When Lutyens' wife wanted home rule for India!
Even as he was preparing plans to build a new city to house imperial offices in Delhi, Master architect Edwin Lutyens' wife Emily was for home rule for India and was quite vocal about it.delhi Updated: Aug 07, 2009 13:36 IST
Even as he was preparing plans to build a new city to house imperial offices in Delhi, Master architect Edwin Lutyens' wife Emily was for home rule for India and was quite vocal about it.
Mrs Lutyens was restrained from speaking in public by none other than legendary Annie Besant who feared it would jeopardise her husband's prestigious commission of erecting important buildings in New Delhi, says a new book.
In "New Delhi: Making of a Capital", authors Malvika Singh and Rudrangshu Mukherjee piece together the story of the eighth reincarnation of the historic city.
Edwin and South African architect Herbert Baker were, in 1913, entrusted by the British government to build the Government House (Rashtrapati Bhavan) and other important monuments in the new imperial capital of New Delhi.
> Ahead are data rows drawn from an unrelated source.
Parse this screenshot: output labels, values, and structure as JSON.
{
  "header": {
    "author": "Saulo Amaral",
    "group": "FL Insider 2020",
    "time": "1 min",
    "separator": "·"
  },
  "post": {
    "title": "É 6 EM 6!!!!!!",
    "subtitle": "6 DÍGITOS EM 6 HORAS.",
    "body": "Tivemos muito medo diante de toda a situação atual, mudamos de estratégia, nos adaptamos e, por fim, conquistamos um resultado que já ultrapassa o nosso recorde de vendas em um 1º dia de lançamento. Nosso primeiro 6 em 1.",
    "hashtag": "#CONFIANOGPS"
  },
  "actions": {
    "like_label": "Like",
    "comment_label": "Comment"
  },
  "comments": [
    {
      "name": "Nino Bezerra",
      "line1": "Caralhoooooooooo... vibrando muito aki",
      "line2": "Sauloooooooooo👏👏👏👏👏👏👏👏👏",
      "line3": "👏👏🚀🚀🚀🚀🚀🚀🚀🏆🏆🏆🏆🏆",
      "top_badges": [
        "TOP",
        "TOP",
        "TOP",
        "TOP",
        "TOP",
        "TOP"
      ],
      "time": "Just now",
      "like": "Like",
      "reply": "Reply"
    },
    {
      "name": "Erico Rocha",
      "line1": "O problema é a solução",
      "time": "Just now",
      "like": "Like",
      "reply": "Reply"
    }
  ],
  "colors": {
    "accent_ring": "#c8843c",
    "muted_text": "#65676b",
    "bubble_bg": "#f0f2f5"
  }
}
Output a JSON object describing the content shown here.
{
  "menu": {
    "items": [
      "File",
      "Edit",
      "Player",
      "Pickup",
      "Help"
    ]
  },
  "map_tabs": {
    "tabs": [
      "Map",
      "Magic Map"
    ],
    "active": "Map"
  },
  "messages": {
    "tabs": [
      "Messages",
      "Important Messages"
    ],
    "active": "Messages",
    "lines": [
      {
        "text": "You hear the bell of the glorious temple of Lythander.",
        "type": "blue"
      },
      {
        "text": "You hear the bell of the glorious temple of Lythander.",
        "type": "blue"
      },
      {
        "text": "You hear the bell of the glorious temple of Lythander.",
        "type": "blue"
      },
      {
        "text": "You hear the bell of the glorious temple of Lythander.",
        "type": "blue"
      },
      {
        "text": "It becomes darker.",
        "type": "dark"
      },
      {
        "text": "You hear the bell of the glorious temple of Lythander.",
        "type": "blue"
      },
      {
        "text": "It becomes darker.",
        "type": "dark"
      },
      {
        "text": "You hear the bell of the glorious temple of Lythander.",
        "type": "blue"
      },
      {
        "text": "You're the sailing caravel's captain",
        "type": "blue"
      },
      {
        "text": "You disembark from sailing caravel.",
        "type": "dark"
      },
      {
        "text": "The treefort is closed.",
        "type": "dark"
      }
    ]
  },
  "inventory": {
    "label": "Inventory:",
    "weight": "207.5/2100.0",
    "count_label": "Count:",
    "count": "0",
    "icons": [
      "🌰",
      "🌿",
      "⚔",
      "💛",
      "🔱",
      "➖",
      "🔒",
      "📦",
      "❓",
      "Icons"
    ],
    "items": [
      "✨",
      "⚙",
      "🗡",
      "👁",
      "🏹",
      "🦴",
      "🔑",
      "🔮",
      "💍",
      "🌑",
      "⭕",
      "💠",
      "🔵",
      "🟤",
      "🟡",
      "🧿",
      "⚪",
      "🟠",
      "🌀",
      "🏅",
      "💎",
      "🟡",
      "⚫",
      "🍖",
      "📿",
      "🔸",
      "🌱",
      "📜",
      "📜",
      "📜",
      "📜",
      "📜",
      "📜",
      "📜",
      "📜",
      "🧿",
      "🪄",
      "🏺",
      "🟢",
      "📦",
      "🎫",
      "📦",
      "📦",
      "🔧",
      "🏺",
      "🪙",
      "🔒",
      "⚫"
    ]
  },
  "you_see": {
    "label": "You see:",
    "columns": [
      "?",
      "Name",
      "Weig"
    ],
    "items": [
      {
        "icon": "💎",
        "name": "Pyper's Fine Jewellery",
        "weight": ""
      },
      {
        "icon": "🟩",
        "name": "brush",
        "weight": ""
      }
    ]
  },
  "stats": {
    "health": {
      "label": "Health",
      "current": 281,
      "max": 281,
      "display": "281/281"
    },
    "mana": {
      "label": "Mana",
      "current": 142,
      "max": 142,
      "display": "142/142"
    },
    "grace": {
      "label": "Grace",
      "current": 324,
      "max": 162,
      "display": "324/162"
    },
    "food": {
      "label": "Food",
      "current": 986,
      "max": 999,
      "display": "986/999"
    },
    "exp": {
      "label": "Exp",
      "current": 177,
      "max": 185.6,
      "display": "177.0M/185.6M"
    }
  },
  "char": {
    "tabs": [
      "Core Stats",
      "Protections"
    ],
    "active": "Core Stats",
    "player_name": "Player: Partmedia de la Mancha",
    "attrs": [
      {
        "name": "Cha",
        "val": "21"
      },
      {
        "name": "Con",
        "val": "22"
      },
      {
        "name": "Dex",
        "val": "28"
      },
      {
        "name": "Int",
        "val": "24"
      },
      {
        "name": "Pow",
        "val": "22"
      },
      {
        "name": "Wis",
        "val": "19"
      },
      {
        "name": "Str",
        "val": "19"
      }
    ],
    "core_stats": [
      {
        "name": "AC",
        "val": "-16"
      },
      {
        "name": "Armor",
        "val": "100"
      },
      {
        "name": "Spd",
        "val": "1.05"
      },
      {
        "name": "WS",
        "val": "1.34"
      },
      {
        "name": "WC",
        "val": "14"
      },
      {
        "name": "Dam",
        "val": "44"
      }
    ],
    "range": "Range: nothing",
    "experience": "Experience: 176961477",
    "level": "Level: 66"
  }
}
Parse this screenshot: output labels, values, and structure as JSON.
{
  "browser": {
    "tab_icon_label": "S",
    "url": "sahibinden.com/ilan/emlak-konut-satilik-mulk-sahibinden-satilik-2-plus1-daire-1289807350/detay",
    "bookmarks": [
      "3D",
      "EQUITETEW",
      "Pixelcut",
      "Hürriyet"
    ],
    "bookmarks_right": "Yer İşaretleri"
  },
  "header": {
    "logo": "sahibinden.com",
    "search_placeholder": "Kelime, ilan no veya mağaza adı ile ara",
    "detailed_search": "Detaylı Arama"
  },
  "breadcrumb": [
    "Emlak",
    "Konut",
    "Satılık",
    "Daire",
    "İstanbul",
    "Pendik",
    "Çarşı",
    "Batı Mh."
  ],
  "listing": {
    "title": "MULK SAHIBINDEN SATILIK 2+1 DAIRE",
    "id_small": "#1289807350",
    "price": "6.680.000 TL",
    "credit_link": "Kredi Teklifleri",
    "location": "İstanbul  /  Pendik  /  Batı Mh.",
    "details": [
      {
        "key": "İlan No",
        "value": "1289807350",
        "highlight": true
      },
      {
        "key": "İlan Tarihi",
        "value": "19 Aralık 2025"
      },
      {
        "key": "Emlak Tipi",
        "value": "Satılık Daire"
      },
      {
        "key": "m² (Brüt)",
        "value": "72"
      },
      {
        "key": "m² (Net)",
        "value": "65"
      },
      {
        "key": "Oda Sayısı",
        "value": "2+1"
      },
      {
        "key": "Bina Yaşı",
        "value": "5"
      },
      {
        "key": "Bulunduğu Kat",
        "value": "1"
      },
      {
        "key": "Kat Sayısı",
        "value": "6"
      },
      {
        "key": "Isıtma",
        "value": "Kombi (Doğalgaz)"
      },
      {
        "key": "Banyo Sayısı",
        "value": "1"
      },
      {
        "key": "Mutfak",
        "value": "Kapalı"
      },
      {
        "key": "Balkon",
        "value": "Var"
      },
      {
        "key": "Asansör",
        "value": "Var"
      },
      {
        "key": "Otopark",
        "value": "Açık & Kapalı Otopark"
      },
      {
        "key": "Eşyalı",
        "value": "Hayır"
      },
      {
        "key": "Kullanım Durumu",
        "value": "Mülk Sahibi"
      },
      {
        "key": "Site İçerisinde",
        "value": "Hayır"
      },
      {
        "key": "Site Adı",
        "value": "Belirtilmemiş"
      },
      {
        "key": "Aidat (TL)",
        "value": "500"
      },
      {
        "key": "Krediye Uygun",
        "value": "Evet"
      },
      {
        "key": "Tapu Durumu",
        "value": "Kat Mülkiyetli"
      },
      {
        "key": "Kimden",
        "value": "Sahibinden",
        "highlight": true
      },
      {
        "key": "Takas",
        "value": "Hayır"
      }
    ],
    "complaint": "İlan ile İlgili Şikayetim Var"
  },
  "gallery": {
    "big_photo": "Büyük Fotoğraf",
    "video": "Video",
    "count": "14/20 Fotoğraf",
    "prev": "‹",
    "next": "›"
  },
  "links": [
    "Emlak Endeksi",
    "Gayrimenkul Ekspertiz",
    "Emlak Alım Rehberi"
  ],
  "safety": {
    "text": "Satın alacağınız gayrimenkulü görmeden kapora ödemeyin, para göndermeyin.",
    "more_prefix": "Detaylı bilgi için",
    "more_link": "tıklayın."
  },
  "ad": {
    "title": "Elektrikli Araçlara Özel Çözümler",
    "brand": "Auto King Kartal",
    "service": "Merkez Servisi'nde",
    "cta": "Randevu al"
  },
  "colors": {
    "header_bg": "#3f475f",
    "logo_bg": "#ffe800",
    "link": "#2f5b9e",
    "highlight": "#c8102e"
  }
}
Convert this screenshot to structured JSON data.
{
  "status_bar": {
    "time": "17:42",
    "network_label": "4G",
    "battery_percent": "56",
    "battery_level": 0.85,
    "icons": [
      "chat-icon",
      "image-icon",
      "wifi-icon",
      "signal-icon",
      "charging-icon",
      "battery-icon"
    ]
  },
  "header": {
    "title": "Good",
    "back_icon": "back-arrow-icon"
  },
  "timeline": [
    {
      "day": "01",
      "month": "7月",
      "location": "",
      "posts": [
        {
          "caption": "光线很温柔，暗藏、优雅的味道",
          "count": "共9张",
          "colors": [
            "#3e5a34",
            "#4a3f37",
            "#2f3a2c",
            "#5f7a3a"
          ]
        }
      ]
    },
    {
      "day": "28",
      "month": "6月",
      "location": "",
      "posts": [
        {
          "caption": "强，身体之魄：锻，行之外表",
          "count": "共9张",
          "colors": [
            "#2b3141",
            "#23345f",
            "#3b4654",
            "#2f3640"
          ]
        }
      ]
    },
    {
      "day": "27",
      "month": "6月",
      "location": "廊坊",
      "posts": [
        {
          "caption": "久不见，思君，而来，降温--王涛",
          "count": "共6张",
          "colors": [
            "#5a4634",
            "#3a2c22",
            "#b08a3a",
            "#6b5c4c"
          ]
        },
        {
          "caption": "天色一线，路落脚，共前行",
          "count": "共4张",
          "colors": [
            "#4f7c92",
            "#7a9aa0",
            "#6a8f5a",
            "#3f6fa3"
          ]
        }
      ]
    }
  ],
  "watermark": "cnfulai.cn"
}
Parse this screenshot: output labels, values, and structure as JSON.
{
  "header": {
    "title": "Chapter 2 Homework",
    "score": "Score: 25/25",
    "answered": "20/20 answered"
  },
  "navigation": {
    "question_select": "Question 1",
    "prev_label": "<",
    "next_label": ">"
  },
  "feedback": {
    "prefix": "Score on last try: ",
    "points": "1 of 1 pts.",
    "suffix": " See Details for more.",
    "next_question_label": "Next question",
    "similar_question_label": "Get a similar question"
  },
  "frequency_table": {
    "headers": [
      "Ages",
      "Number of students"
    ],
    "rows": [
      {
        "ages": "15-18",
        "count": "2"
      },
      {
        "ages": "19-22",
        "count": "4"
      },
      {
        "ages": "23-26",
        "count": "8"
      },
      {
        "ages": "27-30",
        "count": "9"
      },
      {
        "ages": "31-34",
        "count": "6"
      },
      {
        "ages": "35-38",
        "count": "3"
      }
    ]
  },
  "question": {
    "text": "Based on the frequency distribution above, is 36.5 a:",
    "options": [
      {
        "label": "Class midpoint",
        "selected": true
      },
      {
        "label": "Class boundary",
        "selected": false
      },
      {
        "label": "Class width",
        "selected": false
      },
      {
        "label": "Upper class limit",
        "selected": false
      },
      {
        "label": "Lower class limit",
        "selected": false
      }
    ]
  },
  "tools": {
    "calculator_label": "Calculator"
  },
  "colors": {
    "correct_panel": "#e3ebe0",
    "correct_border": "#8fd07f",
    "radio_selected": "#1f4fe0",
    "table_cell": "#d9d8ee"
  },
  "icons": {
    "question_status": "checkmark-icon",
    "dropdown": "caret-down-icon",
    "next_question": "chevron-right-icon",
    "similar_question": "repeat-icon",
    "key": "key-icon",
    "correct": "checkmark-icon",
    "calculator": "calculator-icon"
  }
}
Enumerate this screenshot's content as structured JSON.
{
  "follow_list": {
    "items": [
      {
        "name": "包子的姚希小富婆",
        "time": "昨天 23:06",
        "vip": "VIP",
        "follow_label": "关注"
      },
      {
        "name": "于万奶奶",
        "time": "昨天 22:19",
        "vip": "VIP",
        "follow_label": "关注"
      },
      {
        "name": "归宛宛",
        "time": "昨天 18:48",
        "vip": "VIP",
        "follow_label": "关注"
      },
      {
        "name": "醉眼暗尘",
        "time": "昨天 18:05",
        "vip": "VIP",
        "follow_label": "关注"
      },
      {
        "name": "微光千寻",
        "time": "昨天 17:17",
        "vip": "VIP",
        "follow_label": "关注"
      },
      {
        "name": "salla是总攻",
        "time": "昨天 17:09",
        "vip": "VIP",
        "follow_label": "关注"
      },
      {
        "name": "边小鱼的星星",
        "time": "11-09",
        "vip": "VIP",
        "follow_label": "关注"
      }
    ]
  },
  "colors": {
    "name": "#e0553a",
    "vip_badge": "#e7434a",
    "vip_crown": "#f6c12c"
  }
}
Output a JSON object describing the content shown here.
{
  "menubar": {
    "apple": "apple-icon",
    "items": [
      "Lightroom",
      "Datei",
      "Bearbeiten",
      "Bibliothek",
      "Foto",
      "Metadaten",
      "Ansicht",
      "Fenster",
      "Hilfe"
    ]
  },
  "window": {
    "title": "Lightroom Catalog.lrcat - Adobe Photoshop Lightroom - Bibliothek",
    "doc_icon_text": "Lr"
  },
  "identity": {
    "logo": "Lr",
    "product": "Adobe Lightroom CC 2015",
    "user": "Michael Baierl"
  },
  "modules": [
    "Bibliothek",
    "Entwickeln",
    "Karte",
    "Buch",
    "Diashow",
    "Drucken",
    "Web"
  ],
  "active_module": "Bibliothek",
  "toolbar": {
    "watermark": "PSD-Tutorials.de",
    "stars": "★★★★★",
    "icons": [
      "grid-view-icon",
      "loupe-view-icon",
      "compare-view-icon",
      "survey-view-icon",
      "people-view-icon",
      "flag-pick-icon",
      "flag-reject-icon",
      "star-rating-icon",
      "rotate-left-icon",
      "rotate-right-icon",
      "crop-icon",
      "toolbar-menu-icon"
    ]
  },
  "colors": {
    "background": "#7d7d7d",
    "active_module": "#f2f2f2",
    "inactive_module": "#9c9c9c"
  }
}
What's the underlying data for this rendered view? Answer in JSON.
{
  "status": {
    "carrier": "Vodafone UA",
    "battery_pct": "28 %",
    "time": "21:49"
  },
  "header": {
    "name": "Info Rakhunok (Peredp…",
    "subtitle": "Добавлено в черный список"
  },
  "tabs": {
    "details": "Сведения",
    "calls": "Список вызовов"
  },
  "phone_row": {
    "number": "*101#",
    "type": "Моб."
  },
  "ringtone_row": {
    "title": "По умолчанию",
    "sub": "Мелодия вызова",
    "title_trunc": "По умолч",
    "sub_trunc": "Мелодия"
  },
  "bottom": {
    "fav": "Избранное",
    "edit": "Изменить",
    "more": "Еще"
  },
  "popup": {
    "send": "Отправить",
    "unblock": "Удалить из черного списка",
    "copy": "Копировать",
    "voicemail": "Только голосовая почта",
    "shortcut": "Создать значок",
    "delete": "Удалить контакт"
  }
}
The book, published by Roli, also says that Emily was very much drawn towards theosophists. "The headquarters of the Theosophical Society was at Adyar, on the outskirts of Madras. She adored Annie Besant and became very close to J Krishnamurti and his brother Nitya when they were young boys; she travelled with them to many countries and was totally committed to the theosophical movement," it says.
Both Edwin and Emily had an important bond with India but their sense and feel of the country was at variance and very dissimilar.
"His was the position of the 'empire' and hers was more humane," the book says.
They differed politically as well. While Emily wanted home rule for India, Edwin believed in British supremacy over the subcontinent.
"Emily was compassionate and understood the compulsions and tribulations of a nation that was striving to free itself from alien rule and was vocal on the issue of home rule. It was Besant the great theosophist who restrained her from speaking out in public because it would have jeopardised Edwin's prestigious commission," it says.
The coffee-table book showcases century-old telegrams, maps, plans, drawings, letters and scraps of paper; the agreement Edwin and Baker signed together; the sharp arguments the two had on key architectural issues and lot more.
The total cost of building the entire city was Rs 13 crore. The subsistence allowance for Edwin and Herbert was fixed at 30 shillings as well as five guineas for their absence from home.